- The problem
Search the records for the string "Documents" and copy every line in which it appears.

- Materials provided
§ §

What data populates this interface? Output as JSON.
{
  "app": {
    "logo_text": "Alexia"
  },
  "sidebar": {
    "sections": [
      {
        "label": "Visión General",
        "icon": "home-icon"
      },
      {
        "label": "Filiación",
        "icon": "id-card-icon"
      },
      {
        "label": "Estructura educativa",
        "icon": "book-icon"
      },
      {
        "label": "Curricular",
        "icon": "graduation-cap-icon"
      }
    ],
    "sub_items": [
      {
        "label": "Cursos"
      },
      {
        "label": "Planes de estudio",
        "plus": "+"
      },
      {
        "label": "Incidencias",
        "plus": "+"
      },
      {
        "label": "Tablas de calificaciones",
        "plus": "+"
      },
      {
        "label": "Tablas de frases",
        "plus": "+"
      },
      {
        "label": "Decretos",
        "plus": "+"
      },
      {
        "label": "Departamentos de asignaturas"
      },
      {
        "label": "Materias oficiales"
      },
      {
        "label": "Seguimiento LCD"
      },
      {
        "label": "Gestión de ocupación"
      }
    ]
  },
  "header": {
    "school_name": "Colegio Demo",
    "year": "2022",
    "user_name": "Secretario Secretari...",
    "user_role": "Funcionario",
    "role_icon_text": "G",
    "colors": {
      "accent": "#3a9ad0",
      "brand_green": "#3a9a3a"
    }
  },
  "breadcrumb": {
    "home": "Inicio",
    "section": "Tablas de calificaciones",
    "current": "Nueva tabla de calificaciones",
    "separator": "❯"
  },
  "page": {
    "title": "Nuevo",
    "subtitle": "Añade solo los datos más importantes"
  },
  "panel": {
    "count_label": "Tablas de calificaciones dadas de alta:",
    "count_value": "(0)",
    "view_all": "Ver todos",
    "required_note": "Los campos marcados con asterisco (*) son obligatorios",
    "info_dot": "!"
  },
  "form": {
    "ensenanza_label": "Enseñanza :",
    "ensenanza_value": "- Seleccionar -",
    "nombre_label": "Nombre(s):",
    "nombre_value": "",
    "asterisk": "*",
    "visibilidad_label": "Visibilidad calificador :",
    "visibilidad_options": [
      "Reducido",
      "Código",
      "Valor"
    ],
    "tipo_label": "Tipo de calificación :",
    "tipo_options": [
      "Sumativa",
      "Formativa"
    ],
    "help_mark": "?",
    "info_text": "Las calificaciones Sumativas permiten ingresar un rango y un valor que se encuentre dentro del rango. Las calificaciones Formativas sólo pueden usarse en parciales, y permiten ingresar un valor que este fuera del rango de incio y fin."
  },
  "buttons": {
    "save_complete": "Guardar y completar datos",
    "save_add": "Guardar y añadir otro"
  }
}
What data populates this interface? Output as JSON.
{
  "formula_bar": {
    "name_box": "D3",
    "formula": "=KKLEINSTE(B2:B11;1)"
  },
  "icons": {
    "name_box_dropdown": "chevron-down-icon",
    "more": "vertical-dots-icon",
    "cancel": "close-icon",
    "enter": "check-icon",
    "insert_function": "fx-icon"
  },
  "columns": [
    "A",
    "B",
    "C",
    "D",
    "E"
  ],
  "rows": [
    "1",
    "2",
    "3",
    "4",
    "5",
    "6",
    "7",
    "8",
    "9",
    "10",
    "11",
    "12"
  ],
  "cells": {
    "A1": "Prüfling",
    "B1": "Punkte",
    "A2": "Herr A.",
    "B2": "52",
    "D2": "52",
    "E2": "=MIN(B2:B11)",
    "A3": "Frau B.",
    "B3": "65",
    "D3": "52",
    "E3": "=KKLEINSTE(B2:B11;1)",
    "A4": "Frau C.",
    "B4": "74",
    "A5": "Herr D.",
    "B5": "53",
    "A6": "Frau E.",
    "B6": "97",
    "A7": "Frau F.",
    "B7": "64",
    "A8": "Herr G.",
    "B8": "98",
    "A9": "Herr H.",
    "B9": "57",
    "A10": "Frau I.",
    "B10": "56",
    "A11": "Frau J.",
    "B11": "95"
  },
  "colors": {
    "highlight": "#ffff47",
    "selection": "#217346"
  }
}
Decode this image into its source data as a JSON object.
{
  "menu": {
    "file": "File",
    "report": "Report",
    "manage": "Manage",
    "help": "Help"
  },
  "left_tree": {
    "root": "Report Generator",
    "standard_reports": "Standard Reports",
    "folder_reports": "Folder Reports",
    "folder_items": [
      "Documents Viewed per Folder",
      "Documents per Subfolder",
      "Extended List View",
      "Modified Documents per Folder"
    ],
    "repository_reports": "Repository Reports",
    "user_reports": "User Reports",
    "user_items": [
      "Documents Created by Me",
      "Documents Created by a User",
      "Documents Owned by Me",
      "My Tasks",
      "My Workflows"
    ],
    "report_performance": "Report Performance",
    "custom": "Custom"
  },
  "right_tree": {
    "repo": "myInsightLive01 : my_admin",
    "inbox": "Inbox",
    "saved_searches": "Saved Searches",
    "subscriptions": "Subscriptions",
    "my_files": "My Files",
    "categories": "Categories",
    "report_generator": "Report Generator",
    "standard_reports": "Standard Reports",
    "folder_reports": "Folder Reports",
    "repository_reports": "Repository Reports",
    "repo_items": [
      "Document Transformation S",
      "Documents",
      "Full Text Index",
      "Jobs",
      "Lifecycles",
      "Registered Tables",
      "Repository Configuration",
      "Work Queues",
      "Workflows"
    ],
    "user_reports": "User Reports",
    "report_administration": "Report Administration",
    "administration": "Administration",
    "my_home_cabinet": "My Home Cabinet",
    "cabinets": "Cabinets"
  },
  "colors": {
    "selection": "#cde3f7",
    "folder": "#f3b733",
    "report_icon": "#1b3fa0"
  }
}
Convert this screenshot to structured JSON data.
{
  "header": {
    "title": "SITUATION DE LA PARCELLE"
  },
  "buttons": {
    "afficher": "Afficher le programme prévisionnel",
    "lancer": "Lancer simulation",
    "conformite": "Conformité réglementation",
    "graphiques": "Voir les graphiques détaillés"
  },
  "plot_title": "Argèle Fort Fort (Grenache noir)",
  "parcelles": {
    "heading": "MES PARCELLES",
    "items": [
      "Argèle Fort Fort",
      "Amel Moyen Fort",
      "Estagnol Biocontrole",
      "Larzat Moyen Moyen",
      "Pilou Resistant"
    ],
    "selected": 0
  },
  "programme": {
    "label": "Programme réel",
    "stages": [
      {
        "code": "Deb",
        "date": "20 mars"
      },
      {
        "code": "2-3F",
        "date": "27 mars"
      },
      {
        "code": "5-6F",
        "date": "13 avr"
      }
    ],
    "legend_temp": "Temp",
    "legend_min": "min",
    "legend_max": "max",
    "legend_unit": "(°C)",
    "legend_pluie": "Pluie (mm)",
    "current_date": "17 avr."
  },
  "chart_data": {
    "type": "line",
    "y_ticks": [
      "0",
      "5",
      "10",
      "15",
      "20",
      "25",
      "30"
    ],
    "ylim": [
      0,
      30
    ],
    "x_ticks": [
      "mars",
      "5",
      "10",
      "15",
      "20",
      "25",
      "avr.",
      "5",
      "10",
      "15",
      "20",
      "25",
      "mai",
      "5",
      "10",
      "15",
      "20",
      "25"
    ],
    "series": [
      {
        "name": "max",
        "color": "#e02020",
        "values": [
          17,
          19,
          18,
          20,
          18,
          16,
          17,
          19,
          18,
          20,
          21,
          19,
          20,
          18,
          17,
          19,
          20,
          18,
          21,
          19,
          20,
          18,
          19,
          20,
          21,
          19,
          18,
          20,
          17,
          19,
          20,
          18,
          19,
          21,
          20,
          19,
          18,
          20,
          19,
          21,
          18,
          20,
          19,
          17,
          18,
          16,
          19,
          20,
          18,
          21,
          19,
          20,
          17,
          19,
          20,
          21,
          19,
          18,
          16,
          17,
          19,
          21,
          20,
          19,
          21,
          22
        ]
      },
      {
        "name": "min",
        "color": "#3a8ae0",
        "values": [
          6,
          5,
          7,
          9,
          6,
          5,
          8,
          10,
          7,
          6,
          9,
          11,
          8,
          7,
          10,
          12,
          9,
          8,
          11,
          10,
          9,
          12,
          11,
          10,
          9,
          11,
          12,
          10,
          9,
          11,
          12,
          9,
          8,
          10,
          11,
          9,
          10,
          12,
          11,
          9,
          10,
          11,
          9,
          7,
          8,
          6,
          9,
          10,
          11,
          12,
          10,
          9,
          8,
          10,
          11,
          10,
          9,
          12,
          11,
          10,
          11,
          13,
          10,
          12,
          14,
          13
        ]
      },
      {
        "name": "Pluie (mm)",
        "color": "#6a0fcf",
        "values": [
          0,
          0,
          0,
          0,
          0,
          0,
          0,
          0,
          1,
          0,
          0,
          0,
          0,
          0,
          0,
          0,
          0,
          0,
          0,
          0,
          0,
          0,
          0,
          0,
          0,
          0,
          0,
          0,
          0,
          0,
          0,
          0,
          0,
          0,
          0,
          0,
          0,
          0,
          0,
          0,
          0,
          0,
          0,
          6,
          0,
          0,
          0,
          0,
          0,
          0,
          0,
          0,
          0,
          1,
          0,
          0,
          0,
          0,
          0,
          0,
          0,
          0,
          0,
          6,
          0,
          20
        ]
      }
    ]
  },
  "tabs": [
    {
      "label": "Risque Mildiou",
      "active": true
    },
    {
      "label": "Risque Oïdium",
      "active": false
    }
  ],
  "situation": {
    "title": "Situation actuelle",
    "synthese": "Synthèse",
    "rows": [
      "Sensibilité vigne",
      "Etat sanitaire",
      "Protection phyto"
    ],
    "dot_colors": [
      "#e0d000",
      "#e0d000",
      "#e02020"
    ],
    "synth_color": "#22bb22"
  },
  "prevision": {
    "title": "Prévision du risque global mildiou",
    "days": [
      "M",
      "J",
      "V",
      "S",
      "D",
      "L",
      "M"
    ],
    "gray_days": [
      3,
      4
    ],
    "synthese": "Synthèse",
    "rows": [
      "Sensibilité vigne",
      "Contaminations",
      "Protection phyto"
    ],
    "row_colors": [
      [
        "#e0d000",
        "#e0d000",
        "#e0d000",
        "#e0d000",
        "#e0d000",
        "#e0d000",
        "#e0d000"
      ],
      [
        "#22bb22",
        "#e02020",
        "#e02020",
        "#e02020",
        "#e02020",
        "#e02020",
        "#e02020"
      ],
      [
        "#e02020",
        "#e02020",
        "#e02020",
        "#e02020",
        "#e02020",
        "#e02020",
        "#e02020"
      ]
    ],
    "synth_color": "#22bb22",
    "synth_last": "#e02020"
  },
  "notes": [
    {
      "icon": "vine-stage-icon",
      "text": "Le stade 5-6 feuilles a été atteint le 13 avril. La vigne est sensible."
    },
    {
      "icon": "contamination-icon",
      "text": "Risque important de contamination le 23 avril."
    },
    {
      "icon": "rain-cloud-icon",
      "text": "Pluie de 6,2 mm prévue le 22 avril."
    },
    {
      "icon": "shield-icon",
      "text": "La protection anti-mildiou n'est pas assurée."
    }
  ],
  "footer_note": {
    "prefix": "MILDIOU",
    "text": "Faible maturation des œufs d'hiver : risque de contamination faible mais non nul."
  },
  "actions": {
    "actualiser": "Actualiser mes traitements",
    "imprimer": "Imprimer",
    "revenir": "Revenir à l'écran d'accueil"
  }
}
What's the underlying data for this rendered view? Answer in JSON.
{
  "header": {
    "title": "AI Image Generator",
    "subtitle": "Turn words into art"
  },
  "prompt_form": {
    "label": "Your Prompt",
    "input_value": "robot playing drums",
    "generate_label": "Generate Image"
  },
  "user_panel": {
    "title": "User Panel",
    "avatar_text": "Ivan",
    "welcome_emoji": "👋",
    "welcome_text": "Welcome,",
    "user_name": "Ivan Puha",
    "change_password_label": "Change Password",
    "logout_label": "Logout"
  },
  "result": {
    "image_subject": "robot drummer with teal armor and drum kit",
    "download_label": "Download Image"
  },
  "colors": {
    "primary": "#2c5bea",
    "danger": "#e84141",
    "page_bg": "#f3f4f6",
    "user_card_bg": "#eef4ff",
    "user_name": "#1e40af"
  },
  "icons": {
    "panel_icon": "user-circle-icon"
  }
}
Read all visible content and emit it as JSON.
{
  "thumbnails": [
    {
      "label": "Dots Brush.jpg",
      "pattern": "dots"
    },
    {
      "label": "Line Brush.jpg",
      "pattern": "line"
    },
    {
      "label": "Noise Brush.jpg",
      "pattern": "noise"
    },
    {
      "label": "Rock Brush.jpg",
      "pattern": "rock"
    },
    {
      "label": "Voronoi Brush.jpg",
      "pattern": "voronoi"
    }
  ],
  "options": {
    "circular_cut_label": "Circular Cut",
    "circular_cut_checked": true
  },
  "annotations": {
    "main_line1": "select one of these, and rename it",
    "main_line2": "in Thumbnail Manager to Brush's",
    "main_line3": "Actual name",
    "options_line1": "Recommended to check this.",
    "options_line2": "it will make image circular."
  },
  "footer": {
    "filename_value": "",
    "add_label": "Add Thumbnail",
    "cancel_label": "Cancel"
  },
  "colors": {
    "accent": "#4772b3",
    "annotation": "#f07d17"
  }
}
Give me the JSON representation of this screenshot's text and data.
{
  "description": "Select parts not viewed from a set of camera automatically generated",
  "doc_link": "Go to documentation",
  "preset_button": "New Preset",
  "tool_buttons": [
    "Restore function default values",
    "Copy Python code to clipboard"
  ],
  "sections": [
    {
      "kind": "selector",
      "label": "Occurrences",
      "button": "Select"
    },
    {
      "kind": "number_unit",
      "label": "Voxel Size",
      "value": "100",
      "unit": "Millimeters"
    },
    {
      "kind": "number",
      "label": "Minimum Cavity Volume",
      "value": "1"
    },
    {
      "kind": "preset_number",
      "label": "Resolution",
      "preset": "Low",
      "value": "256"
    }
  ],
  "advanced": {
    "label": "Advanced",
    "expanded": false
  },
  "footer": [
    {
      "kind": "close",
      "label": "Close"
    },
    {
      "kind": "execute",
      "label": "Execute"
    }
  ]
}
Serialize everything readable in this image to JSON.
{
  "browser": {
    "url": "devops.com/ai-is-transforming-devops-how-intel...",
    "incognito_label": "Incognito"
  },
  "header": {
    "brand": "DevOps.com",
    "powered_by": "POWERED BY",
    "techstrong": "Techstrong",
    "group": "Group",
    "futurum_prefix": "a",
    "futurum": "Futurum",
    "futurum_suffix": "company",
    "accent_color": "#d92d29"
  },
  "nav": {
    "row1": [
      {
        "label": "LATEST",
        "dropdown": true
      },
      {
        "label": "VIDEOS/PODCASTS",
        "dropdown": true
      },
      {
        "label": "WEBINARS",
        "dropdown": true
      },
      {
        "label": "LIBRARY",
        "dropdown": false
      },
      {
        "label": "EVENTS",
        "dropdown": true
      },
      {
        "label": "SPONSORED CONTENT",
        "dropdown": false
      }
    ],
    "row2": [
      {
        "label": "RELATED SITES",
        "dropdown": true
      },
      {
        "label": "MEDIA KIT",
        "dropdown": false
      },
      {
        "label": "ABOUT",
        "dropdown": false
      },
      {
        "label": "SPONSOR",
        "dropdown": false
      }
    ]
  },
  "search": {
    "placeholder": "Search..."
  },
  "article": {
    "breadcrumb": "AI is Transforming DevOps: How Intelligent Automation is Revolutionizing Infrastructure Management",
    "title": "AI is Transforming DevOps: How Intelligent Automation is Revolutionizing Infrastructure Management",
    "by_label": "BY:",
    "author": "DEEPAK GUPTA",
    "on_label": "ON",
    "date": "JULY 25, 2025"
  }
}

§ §

- Output for this task
      "Documents Viewed per Folder",
      "Documents per Subfolder",
      "Modified Documents per Folder"
      "Documents Created by Me",
      "Documents Created by a User",
      "Documents Owned by Me",
      "Documents",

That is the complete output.